TASK TO CARRY OUT: Word for word, retype the records below.
--- START ---
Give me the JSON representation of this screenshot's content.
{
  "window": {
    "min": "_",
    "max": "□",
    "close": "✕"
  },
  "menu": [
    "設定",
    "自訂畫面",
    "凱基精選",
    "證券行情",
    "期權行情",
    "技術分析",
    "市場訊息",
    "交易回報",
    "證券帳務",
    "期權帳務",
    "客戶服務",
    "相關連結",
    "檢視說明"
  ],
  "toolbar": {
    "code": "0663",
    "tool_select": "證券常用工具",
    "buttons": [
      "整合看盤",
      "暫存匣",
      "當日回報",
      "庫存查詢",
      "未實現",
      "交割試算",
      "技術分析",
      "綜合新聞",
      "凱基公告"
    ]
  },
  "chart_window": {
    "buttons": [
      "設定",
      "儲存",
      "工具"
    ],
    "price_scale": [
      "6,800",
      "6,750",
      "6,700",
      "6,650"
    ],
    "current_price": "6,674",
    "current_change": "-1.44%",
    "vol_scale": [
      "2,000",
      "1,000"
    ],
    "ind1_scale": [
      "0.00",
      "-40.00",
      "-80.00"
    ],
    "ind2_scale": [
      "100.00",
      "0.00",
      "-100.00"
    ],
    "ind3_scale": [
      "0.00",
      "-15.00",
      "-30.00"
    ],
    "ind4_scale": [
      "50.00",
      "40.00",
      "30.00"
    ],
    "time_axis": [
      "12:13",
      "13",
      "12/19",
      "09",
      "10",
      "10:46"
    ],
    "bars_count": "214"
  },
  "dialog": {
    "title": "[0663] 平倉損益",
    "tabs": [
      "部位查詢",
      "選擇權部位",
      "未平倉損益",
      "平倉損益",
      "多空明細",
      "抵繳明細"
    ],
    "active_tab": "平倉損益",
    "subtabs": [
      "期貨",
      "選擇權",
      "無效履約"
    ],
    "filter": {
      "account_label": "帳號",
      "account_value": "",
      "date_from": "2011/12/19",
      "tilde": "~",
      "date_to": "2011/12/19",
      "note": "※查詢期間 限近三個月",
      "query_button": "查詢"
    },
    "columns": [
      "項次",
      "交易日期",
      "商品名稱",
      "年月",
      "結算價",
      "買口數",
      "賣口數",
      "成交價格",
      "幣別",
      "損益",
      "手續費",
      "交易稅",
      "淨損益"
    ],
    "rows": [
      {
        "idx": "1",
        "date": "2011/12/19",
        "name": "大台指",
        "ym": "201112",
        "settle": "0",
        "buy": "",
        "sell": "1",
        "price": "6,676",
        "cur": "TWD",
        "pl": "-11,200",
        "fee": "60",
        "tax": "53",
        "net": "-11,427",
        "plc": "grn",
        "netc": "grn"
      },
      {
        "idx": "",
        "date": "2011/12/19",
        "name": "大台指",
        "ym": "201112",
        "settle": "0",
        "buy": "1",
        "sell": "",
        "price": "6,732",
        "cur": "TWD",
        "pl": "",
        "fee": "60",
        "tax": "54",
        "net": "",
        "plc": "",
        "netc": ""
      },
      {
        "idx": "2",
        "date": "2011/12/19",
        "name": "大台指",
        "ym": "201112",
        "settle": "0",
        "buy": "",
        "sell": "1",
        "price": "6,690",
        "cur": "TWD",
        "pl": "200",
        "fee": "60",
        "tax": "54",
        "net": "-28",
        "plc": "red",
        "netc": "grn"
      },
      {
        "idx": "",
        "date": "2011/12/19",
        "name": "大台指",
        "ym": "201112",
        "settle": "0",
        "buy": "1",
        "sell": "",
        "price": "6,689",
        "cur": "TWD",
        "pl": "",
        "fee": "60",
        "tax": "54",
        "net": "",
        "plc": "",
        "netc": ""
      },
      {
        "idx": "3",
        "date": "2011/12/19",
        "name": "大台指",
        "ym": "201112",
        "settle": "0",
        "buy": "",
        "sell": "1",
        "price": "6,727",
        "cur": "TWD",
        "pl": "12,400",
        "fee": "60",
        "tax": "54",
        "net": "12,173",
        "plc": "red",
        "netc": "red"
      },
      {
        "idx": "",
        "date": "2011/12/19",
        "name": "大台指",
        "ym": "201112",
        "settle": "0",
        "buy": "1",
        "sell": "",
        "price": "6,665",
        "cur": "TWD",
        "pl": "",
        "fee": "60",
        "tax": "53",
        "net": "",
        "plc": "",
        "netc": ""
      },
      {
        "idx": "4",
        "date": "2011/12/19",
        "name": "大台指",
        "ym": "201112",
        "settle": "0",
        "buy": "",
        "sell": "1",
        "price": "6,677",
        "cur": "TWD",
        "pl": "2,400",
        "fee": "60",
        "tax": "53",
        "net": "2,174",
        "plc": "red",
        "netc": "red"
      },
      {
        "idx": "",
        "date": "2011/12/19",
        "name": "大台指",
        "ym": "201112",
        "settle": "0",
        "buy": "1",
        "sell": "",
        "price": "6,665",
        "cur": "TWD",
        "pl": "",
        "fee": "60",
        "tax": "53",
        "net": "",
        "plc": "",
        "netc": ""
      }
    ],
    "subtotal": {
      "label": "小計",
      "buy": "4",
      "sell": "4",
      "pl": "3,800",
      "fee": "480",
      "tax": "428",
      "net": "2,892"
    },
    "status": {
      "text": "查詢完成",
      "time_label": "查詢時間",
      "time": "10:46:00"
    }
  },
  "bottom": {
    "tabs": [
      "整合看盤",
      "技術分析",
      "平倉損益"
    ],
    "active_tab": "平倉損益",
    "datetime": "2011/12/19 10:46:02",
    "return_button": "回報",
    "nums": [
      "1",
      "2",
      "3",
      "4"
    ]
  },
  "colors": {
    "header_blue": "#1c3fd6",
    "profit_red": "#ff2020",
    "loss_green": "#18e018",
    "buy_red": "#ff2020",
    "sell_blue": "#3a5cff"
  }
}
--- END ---
ANSWER TO THIS EXERCISE:
Give me the JSON representation of this screenshot's content.
{
  "window": {
    "min": "_",
    "max": "□",
    "close": "✕"
  },
  "menu": [
    "設定",
    "自訂畫面",
    "凱基精選",
    "證券行情",
    "期權行情",
    "技術分析",
    "市場訊息",
    "交易回報",
    "證券帳務",
    "期權帳務",
    "客戶服務",
    "相關連結",
    "檢視說明"
  ],
  "toolbar": {
    "code": "0663",
    "tool_select": "證券常用工具",
    "buttons": [
      "整合看盤",
      "暫存匣",
      "當日回報",
      "庫存查詢",
      "未實現",
      "交割試算",
      "技術分析",
      "綜合新聞",
      "凱基公告"
    ]
  },
  "chart_window": {
    "buttons": [
      "設定",
      "儲存",
      "工具"
    ],
    "price_scale": [
      "6,800",
      "6,750",
      "6,700",
      "6,650"
    ],
    "current_price": "6,674",
    "current_change": "-1.44%",
    "vol_scale": [
      "2,000",
      "1,000"
    ],
    "ind1_scale": [
      "0.00",
      "-40.00",
      "-80.00"
    ],
    "ind2_scale": [
      "100.00",
      "0.00",
      "-100.00"
    ],
    "ind3_scale": [
      "0.00",
      "-15.00",
      "-30.00"
    ],
    "ind4_scale": [
      "50.00",
      "40.00",
      "30.00"
    ],
    "time_axis": [
      "12:13",
      "13",
      "12/19",
      "09",
      "10",
      "10:46"
    ],
    "bars_count": "214"
  },
  "dialog": {
    "title": "[0663] 平倉損益",
    "tabs": [
      "部位查詢",
      "選擇權部位",
      "未平倉損益",
      "平倉損益",
      "多空明細",
      "抵繳明細"
    ],
    "active_tab": "平倉損益",
    "subtabs": [
      "期貨",
      "選擇權",
      "無效履約"
    ],
    "filter": {
      "account_label": "帳號",
      "account_value": "",
      "date_from": "2011/12/19",
      "tilde": "~",
      "date_to": "2011/12/19",
      "note": "※查詢期間 限近三個月",
      "query_button": "查詢"
    },
    "columns": [
      "項次",
      "交易日期",
      "商品名稱",
      "年月",
      "結算價",
      "買口數",
      "賣口數",
      "成交價格",
      "幣別",
      "損益",
      "手續費",
      "交易稅",
      "淨損益"
    ],
    "rows": [
      {
        "idx": "1",
        "date": "2011/12/19",
        "name": "大台指",
        "ym": "201112",
        "settle": "0",
        "buy": "",
        "sell": "1",
        "price": "6,676",
        "cur": "TWD",
        "pl": "-11,200",
        "fee": "60",
        "tax": "53",
        "net": "-11,427",
        "plc": "grn",
        "netc": "grn"
      },
      {
        "idx": "",
        "date": "2011/12/19",
        "name": "大台指",
        "ym": "201112",
        "settle": "0",
        "buy": "1",
        "sell": "",
        "price": "6,732",
        "cur": "TWD",
        "pl": "",
        "fee": "60",
        "tax": "54",
        "net": "",
        "plc": "",
        "netc": ""
      },
      {
        "idx": "2",
        "date": "2011/12/19",
        "name": "大台指",
        "ym": "201112",
        "settle": "0",
        "buy": "",
        "sell": "1",
        "price": "6,690",
        "cur": "TWD",
        "pl": "200",
        "fee": "60",
        "tax": "54",
        "net": "-28",
        "plc": "red",
        "netc": "grn"
      },
      {
        "idx": "",
        "date": "2011/12/19",
        "name": "大台指",
        "ym": "201112",
        "settle": "0",
        "buy": "1",
        "sell": "",
        "price": "6,689",
        "cur": "TWD",
        "pl": "",
        "fee": "60",
        "tax": "54",
        "net": "",
        "plc": "",
        "netc": ""
      },
      {
        "idx": "3",
        "date": "2011/12/19",
        "name": "大台指",
        "ym": "201112",
        "settle": "0",
        "buy": "",
        "sell": "1",
        "price": "6,727",
        "cur": "TWD",
        "pl": "12,400",
        "fee": "60",
        "tax": "54",
        "net": "12,173",
        "plc": "red",
        "netc": "red"
      },
      {
        "idx": "",
        "date": "2011/12/19",
        "name": "大台指",
        "ym": "201112",
        "settle": "0",
        "buy": "1",
        "sell": "",
        "price": "6,665",
        "cur": "TWD",
        "pl": "",
        "fee": "60",
        "tax": "53",
        "net": "",
        "plc": "",
        "netc": ""
      },
      {
        "idx": "4",
        "date": "2011/12/19",
        "name": "大台指",
        "ym": "201112",
        "settle": "0",
        "buy": "",
        "sell": "1",
        "price": "6,677",
        "cur": "TWD",
        "pl": "2,400",
        "fee": "60",
        "tax": "53",
        "net": "2,174",
        "plc": "red",
        "netc": "red"
      },
      {
        "idx": "",
        "date": "2011/12/19",
        "name": "大台指",
        "ym": "201112",
        "settle": "0",
        "buy": "1",
        "sell": "",
        "price": "6,665",
        "cur": "TWD",
        "pl": "",
        "fee": "60",
        "tax": "53",
        "net": "",
        "plc": "",
        "netc": ""
      }
    ],
    "subtotal": {
      "label": "小計",
      "buy": "4",
      "sell": "4",
      "pl": "3,800",
      "fee": "480",
      "tax": "428",
      "net": "2,892"
    },
    "status": {
      "text": "查詢完成",
      "time_label": "查詢時間",
      "time": "10:46:00"
    }
  },
  "bottom": {
    "tabs": [
      "整合看盤",
      "技術分析",
      "平倉損益"
    ],
    "active_tab": "平倉損益",
    "datetime": "2011/12/19 10:46:02",
    "return_button": "回報",
    "nums": [
      "1",
      "2",
      "3",
      "4"
    ]
  },
  "colors": {
    "header_blue": "#1c3fd6",
    "profit_red": "#ff2020",
    "loss_green": "#18e018",
    "buy_red": "#ff2020",
    "sell_blue": "#3a5cff"
  }
}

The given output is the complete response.